■ RAW DATA:
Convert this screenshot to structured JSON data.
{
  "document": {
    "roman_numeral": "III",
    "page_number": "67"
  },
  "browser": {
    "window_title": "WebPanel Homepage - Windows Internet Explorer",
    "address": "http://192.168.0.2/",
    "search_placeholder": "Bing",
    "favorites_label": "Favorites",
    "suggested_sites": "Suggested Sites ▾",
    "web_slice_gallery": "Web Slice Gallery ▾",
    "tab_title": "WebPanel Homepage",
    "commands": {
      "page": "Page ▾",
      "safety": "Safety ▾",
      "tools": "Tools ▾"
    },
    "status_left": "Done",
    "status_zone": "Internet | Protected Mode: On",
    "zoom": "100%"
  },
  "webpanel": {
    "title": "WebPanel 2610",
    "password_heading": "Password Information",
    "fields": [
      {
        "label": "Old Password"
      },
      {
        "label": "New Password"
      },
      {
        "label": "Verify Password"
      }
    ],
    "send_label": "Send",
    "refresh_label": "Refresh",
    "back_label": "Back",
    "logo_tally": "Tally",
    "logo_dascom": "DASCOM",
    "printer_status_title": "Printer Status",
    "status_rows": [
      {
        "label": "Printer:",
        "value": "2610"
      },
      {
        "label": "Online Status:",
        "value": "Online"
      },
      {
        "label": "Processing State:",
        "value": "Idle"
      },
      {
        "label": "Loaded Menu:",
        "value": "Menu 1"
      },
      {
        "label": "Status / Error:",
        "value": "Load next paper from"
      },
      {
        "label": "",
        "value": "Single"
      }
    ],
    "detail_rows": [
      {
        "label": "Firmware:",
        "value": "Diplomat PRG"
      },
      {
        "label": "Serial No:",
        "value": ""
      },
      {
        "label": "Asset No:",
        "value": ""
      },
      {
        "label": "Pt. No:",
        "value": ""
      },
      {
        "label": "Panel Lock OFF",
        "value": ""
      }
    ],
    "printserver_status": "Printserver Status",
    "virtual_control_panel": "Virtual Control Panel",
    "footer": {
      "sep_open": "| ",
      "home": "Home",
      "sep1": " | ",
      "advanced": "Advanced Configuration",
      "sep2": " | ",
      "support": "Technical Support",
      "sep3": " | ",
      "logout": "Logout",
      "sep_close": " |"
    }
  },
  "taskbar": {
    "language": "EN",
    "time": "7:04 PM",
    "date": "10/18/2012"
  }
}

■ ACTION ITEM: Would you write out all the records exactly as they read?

■ YOUR SOLUTION:
Convert this screenshot to structured JSON data.
{
  "document": {
    "roman_numeral": "III",
    "page_number": "67"
  },
  "browser": {
    "window_title": "WebPanel Homepage - Windows Internet Explorer",
    "address": "http://192.168.0.2/",
    "search_placeholder": "Bing",
    "favorites_label": "Favorites",
    "suggested_sites": "Suggested Sites ▾",
    "web_slice_gallery": "Web Slice Gallery ▾",
    "tab_title": "WebPanel Homepage",
    "commands": {
      "page": "Page ▾",
      "safety": "Safety ▾",
      "tools": "Tools ▾"
    },
    "status_left": "Done",
    "status_zone": "Internet | Protected Mode: On",
    "zoom": "100%"
  },
  "webpanel": {
    "title": "WebPanel 2610",
    "password_heading": "Password Information",
    "fields": [
      {
        "label": "Old Password"
      },
      {
        "label": "New Password"
      },
      {
        "label": "Verify Password"
      }
    ],
    "send_label": "Send",
    "refresh_label": "Refresh",
    "back_label": "Back",
    "logo_tally": "Tally",
    "logo_dascom": "DASCOM",
    "printer_status_title": "Printer Status",
    "status_rows": [
      {
        "label": "Printer:",
        "value": "2610"
      },
      {
        "label": "Online Status:",
        "value": "Online"
      },
      {
        "label": "Processing State:",
        "value": "Idle"
      },
      {
        "label": "Loaded Menu:",
        "value": "Menu 1"
      },
      {
        "label": "Status / Error:",
        "value": "Load next paper from"
      },
      {
        "label": "",
        "value": "Single"
      }
    ],
    "detail_rows": [
      {
        "label": "Firmware:",
        "value": "Diplomat PRG"
      },
      {
        "label": "Serial No:",
        "value": ""
      },
      {
        "label": "Asset No:",
        "value": ""
      },
      {
        "label": "Pt. No:",
        "value": ""
      },
      {
        "label": "Panel Lock OFF",
        "value": ""
      }
    ],
    "printserver_status": "Printserver Status",
    "virtual_control_panel": "Virtual Control Panel",
    "footer": {
      "sep_open": "| ",
      "home": "Home",
      "sep1": " | ",
      "advanced": "Advanced Configuration",
      "sep2": " | ",
      "support": "Technical Support",
      "sep3": " | ",
      "logout": "Logout",
      "sep_close": " |"
    }
  },
  "taskbar": {
    "language": "EN",
    "time": "7:04 PM",
    "date": "10/18/2012"
  }
}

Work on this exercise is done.